Dr A.A.M. de Jong (1947) has been named Professor by Special Appointment of the History of Dutch Culture, in particular the study of objects, in the Faculty of Humanities at the University of Amsterdam (UvA). The chair was established in 1990 on behalf of the Royal Antiquarian Society (Koninklijk Oudheidkundig Genootschap, KOG), and has been previously held by Prof. Wim Vroom, Prof. Peter Sigmond and Prof. Susan Legêne. The chair is part of the History of European Culture chair group in the Department of Art, Religion and Cultural Sciences.
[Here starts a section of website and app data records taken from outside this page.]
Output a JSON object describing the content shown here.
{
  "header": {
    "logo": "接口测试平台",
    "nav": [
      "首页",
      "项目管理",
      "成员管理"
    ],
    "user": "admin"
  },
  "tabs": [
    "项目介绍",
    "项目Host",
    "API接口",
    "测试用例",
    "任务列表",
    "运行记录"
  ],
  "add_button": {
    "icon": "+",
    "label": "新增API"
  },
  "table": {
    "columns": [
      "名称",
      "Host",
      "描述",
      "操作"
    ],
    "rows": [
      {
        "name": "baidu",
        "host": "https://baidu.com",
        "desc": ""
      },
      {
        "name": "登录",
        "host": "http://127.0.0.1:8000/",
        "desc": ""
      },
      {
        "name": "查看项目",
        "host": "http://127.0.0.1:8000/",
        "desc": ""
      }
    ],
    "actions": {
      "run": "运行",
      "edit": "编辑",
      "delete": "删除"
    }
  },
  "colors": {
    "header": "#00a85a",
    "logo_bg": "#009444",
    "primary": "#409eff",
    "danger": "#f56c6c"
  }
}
As professor by special appointment, Ad de Jong will focus on the cultural history of the Netherlands, in which images and objects play a central role as fully fledged historical sources. He will explore the cultural and historical meaning of objects by studying the function and meaning (which shift over time) of historical moveable and immovable objects. In particular, he will look at those which have been incorporated in national museum collections and which are explicitly being used to build a national identity. Questions of current relevance include what meaning these objects have for new population groups and how the selection of national heritage takes place. These themes will also form the focus of Dr de Jong's teaching activities in the Master's programmes in Cultural Studies and Art History. He will furthermore be involved in the UvA's Professional Master's programmes in Museum Studies, Museum Curator and Heritage Studies. Practical research in museums and analyses of museum presentations will form an important component of his seminars.
Dr de Jong studied History and Museum Studies at Leiden University and has worked at The Netherlands Open Air Museum since 1981, first as Head of Research and Acquisitions and then as Board Scientific Policy Officer from 1991. In 2001 he received his doctorate with honours from VU University Amsterdam for the dissertation De dirigenten van de herinnering. Musealisering en nationalisering van de volkscultuur in Nederland 1815-1940 (‘The conductors of memory: Museumisation and nationalisation of folk culture in the Netherlands 1815-1940'). Prior to this he also worked as Head of the Museums Policy Development Department in the then Ministry of Culture, Recreation and Social Work. Dr de Jong holds various advisory and board positions, including as an expert member in the field of Dutch ethnology on the Council for Culture's Preservation of Cultural Heritage Act Committee (Commissie Wet Behoud Cultuurbezit), and as a member of the Board of Directors of the Germanisches Nationalmuseum in Neurenberg, Germany.